# EXERCISE GOAL
Please return all records verbatim, no pictures.

# EXERCISE MATERIAL

══════════

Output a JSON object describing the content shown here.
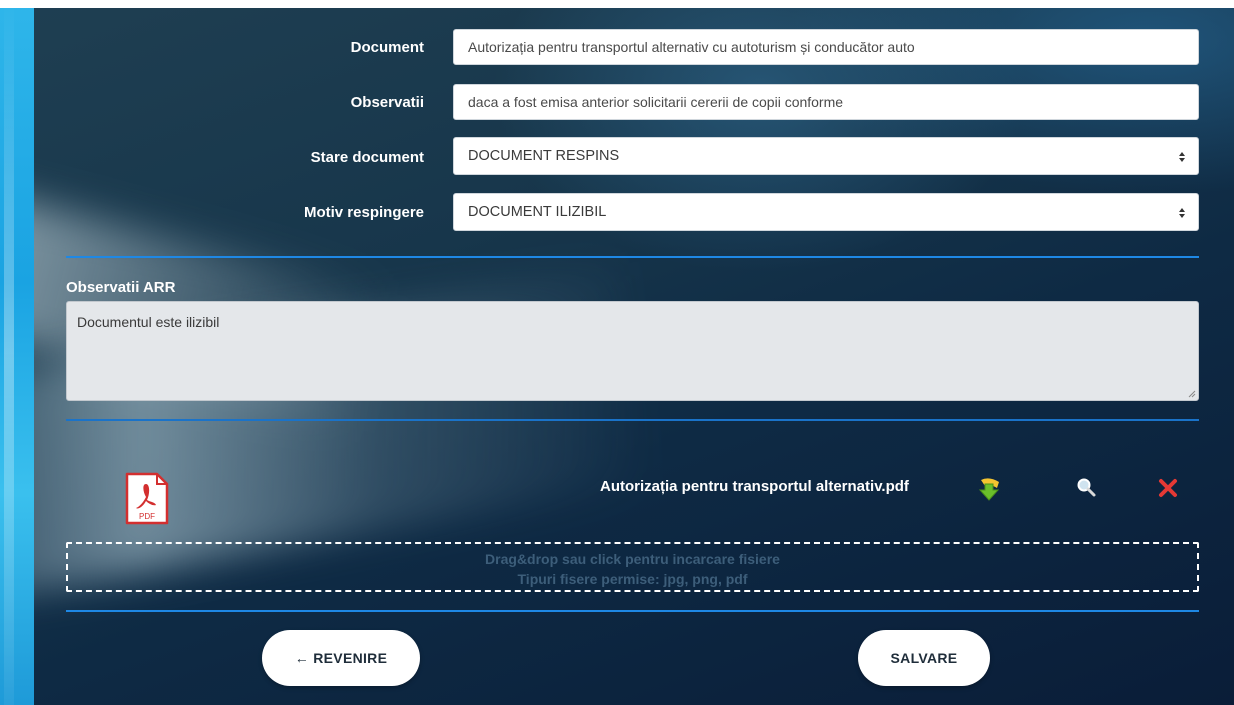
{
  "form": {
    "document": {
      "label": "Document",
      "value": "Autorizația pentru transportul alternativ cu autoturism și conducător auto"
    },
    "observatii": {
      "label": "Observatii",
      "value": "daca a fost emisa anterior solicitarii cererii de copii conforme"
    },
    "stare_document": {
      "label": "Stare document",
      "value": "DOCUMENT RESPINS"
    },
    "motiv_respingere": {
      "label": "Motiv respingere",
      "value": "DOCUMENT ILIZIBIL"
    }
  },
  "observatii_arr": {
    "label": "Observatii ARR",
    "value": "Documentul este ilizibil"
  },
  "attachment": {
    "icon": "pdf-file-icon",
    "icon_text": "PDF",
    "filename": "Autorizația pentru transportul alternativ.pdf",
    "actions": [
      "download-icon",
      "search-icon",
      "delete-icon"
    ]
  },
  "dropzone": {
    "line1": "Drag&drop sau click pentru incarcare fisiere",
    "line2": "Tipuri fisere permise: jpg, png, pdf"
  },
  "buttons": {
    "back": "← REVENIRE",
    "save": "SALVARE"
  },
  "colors": {
    "accent_line": "#1e88e5",
    "download_green": "#6abf2a",
    "delete_red": "#e53935",
    "sidebar_blue": "#1aa3e2"
  }
}
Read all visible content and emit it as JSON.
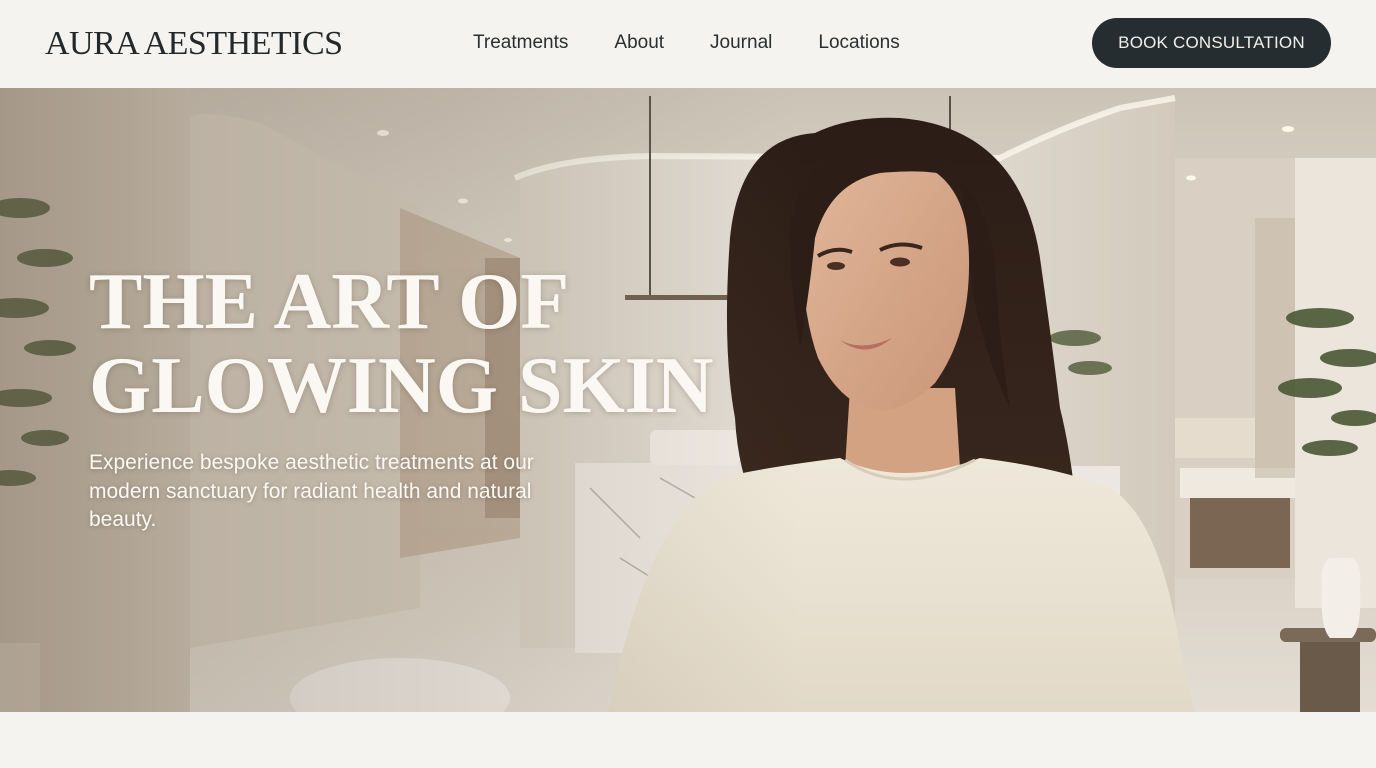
{
  "brand": {
    "logo_text": "AURA AESTHETICS"
  },
  "nav": {
    "items": [
      {
        "label": "Treatments"
      },
      {
        "label": "About"
      },
      {
        "label": "Journal"
      },
      {
        "label": "Locations"
      }
    ]
  },
  "header": {
    "cta_label": "BOOK CONSULTATION"
  },
  "hero": {
    "headline_line1": "THE ART OF",
    "headline_line2": "GLOWING SKIN",
    "subtext": "Experience bespoke aesthetic treatments at our modern sanctuary for radiant health and natural beauty."
  },
  "colors": {
    "page_bg": "#f5f3ef",
    "cta_bg": "#252d30",
    "text_dark": "#23292b",
    "text_light": "#fbf8f3"
  }
}
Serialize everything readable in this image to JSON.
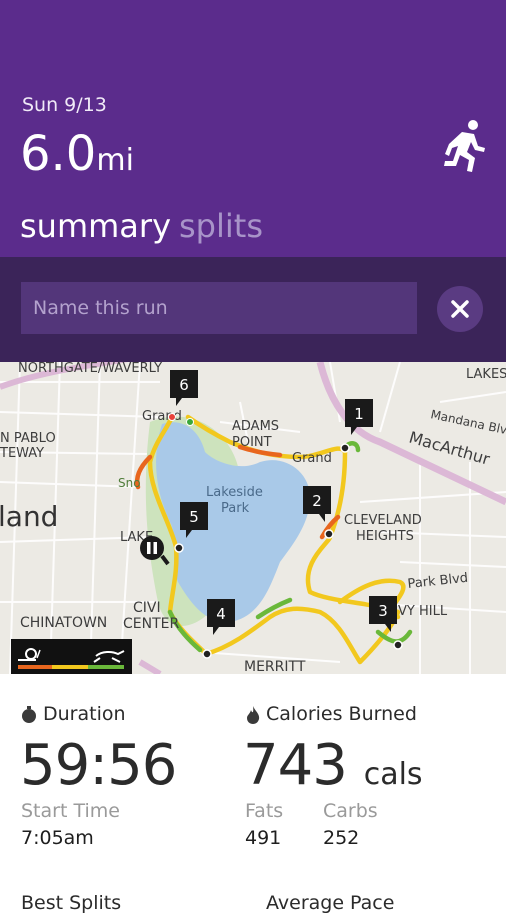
{
  "header": {
    "date": "Sun 9/13",
    "distance_value": "6.0",
    "distance_unit": "mi",
    "activity_icon": "running-person-icon",
    "tabs": [
      "summary",
      "splits"
    ],
    "active_tab": "summary"
  },
  "name_field": {
    "placeholder": "Name this run",
    "value": "",
    "clear_icon": "close-icon"
  },
  "map": {
    "labels": [
      "NORTHGATE/WAVERLY",
      "LAKES",
      "Mandana Blv",
      "ADAMS",
      "POINT",
      "Grand",
      "Grand",
      "MacArthur",
      "N PABLO",
      "TEWAY",
      "land",
      "Lakeside",
      "Park",
      "CLEVELAND",
      "HEIGHTS",
      "Park Blvd",
      "VY HILL",
      "CHINATOWN",
      "CIVI",
      "CENTER",
      "MERRITT",
      "Sno",
      "LAKE"
    ],
    "split_markers": [
      "1",
      "2",
      "3",
      "4",
      "5",
      "6"
    ],
    "pace_legend": {
      "slow_icon": "snail-icon",
      "fast_icon": "cheetah-icon"
    },
    "pause_icon": "pause-icon",
    "colors": {
      "route_medium": "#f2c81e",
      "route_fast": "#6ab83a",
      "route_slow": "#e8661e",
      "lake": "#a9c9e8",
      "park": "#cde3bd"
    }
  },
  "stats": {
    "duration": {
      "label": "Duration",
      "value": "59:56",
      "icon": "stopwatch-icon"
    },
    "start_time": {
      "label": "Start Time",
      "value": "7:05am"
    },
    "calories": {
      "label": "Calories Burned",
      "value": "743",
      "unit": "cals",
      "icon": "flame-icon"
    },
    "fats": {
      "label": "Fats",
      "value": "491"
    },
    "carbs": {
      "label": "Carbs",
      "value": "252"
    },
    "next_left": "Best Splits",
    "next_right": "Average Pace"
  },
  "theme": {
    "primary": "#5b2c8c",
    "primary_dark": "#3b2459"
  }
}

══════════

# RESULT FOR THIS EXERCISE
Output a JSON object describing the content shown here.
{
  "form": {
    "document": {
      "label": "Document",
      "value": "Autorizația pentru transportul alternativ cu autoturism și conducător auto"
    },
    "observatii": {
      "label": "Observatii",
      "value": "daca a fost emisa anterior solicitarii cererii de copii conforme"
    },
    "stare_document": {
      "label": "Stare document",
      "value": "DOCUMENT RESPINS"
    },
    "motiv_respingere": {
      "label": "Motiv respingere",
      "value": "DOCUMENT ILIZIBIL"
    }
  },
  "observatii_arr": {
    "label": "Observatii ARR",
    "value": "Documentul este ilizibil"
  },
  "attachment": {
    "icon": "pdf-file-icon",
    "icon_text": "PDF",
    "filename": "Autorizația pentru transportul alternativ.pdf",
    "actions": [
      "download-icon",
      "search-icon",
      "delete-icon"
    ]
  },
  "dropzone": {
    "line1": "Drag&drop sau click pentru incarcare fisiere",
    "line2": "Tipuri fisere permise: jpg, png, pdf"
  },
  "buttons": {
    "back": "← REVENIRE",
    "save": "SALVARE"
  },
  "colors": {
    "accent_line": "#1e88e5",
    "download_green": "#6abf2a",
    "delete_red": "#e53935",
    "sidebar_blue": "#1aa3e2"
  }
}
Read all visible content and emit it as JSON.
{
  "brand": {
    "logo_text": "AURA AESTHETICS"
  },
  "nav": {
    "items": [
      {
        "label": "Treatments"
      },
      {
        "label": "About"
      },
      {
        "label": "Journal"
      },
      {
        "label": "Locations"
      }
    ]
  },
  "header": {
    "cta_label": "BOOK CONSULTATION"
  },
  "hero": {
    "headline_line1": "THE ART OF",
    "headline_line2": "GLOWING SKIN",
    "subtext": "Experience bespoke aesthetic treatments at our modern sanctuary for radiant health and natural beauty."
  },
  "colors": {
    "page_bg": "#f5f3ef",
    "cta_bg": "#252d30",
    "text_dark": "#23292b",
    "text_light": "#fbf8f3"
  }
}
Serialize everything readable in this image to JSON.
{
  "header": {
    "date": "Sun 9/13",
    "distance_value": "6.0",
    "distance_unit": "mi",
    "activity_icon": "running-person-icon",
    "tabs": [
      "summary",
      "splits"
    ],
    "active_tab": "summary"
  },
  "name_field": {
    "placeholder": "Name this run",
    "value": "",
    "clear_icon": "close-icon"
  },
  "map": {
    "labels": [
      "NORTHGATE/WAVERLY",
      "LAKES",
      "Mandana Blv",
      "ADAMS",
      "POINT",
      "Grand",
      "Grand",
      "MacArthur",
      "N PABLO",
      "TEWAY",
      "land",
      "Lakeside",
      "Park",
      "CLEVELAND",
      "HEIGHTS",
      "Park Blvd",
      "VY HILL",
      "CHINATOWN",
      "CIVI",
      "CENTER",
      "MERRITT",
      "Sno",
      "LAKE"
    ],
    "split_markers": [
      "1",
      "2",
      "3",
      "4",
      "5",
      "6"
    ],
    "pace_legend": {
      "slow_icon": "snail-icon",
      "fast_icon": "cheetah-icon"
    },
    "pause_icon": "pause-icon",
    "colors": {
      "route_medium": "#f2c81e",
      "route_fast": "#6ab83a",
      "route_slow": "#e8661e",
      "lake": "#a9c9e8",
      "park": "#cde3bd"
    }
  },
  "stats": {
    "duration": {
      "label": "Duration",
      "value": "59:56",
      "icon": "stopwatch-icon"
    },
    "start_time": {
      "label": "Start Time",
      "value": "7:05am"
    },
    "calories": {
      "label": "Calories Burned",
      "value": "743",
      "unit": "cals",
      "icon": "flame-icon"
    },
    "fats": {
      "label": "Fats",
      "value": "491"
    },
    "carbs": {
      "label": "Carbs",
      "value": "252"
    },
    "next_left": "Best Splits",
    "next_right": "Average Pace"
  },
  "theme": {
    "primary": "#5b2c8c",
    "primary_dark": "#3b2459"
  }
}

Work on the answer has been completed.